I think a General Kuperwasser wanted to raise the issue of the Muslim Brotherhood.  This is an issue which I know in the United States there is a huge debate about this.  Are they a kind of radical Islam and you can live with that as it is tamer and doesn’t pose the kind of threat of real jihadism like like Al-Qaeda or ISIS, or are they just as bad but they’re very good at disclosure at covering up their real intentions. I can say this I know General Kuperwasser mentioned the Union of Good as a financier of the Muslim Brotherhood organizations.  The Union of Good is run by Yusuf al-Qaradawi, the famous Muslim radical Muslim Authority who sits in Qatar who appears on al-Jazeera and makes the Egyptians sweat.  Meaning he says nasty things about neighboring Arab states.

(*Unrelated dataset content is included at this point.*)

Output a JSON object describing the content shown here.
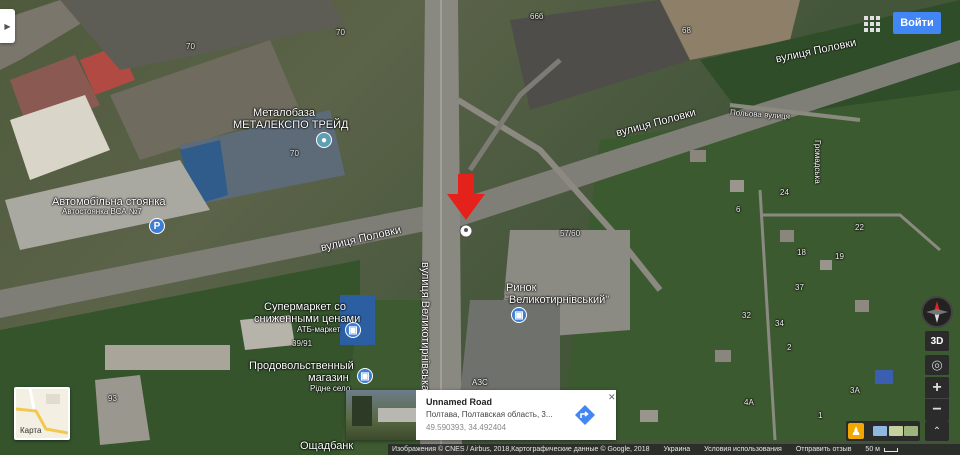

Which also reminds me in my previous position I had a meeting with several ministers from a Gulf country and we were sitting in New York on Central Park South; we were deciding where we were going to have our next meeting and they said to me Dore, just not in Europe which is like what you want to have it may be in Doha.  But there is a concern about Europe drifting in a direction which can be supportive of radical Islamic causes and not because necessarily somebody wants to do that but it just seems to be something that is happening.  It’s something one has to be careful about.  It’s something you know if you ask our advice about organizations and networks we have a great deal.  I think General Kuperwasser came out with a book that is related to the rise of BDS in Europe and of course BDS is known to be a political movement.  But except when you start researching where the money comes from and the organizations it comes from.  You find that there are terror groups that have taken this path as a new path to pursue. 

I think the discussion we’re having is extremely important, it can be painful because it deals with labeling individuals and we do have an obligation to let people escape safely the difficult situations they find themselves in.  I do want to close by picking up from an idea that was mentioned previously that is part of dealing with migrants, is also dealing with the countries from which they come from and helping them there before they get to the coast of the Mediterranean where all kinds of nasty individuals want to exploit them in very bad ways. 

When I was in the foreign ministry one of the things we did is we reached bilateral agreements between the State of Israel and a number of European countries. I remember signing the agreement with the Germans, and those agreements called for cooperation in development initiatives in particular African countries that are expected to be exporters of population in the next ten years 20 years 30 years.  Many who I spoke with during that period were specifically concerned with the future of Nigeria which will have a population by the year 2050 that will be the same as the entire European Union.  Just Nigeria so I think if we have to find a productive avenue to pursue it is helping these countries.  You know, the list is well known, we talk about it all the time on the Israeli side with water management and agriculture and animal husbandry.

But seriously giving these countries the ability to deal with much larger populations to combat terrorism because part of the run for the Mediterranean and the escape from Central Africa is to escape Boko Haram, which now influences quite a number of countries and not just Nigeria alone.  So that’s where I think we can have the most productive cooperative efforts and we should do much more of that and by helping the continent of Africa I think we’re also helping ourselves.